Activity => For the data below, report only the number of lines containing the string "verified".

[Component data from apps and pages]
▼▼▼
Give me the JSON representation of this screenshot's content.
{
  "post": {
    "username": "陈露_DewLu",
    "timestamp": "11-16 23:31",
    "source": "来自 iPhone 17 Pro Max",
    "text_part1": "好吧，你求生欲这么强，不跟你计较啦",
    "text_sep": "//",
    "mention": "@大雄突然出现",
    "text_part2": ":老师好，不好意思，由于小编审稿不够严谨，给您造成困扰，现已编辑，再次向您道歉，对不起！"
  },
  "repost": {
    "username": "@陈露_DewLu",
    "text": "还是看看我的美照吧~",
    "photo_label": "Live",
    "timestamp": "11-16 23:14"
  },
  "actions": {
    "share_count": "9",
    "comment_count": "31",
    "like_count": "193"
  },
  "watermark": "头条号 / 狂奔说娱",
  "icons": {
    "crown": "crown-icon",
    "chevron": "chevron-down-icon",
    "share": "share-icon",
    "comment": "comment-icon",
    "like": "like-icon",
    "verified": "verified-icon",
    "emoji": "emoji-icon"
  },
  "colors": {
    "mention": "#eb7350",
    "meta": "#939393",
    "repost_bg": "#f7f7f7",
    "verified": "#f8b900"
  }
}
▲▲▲
Result of the task => 2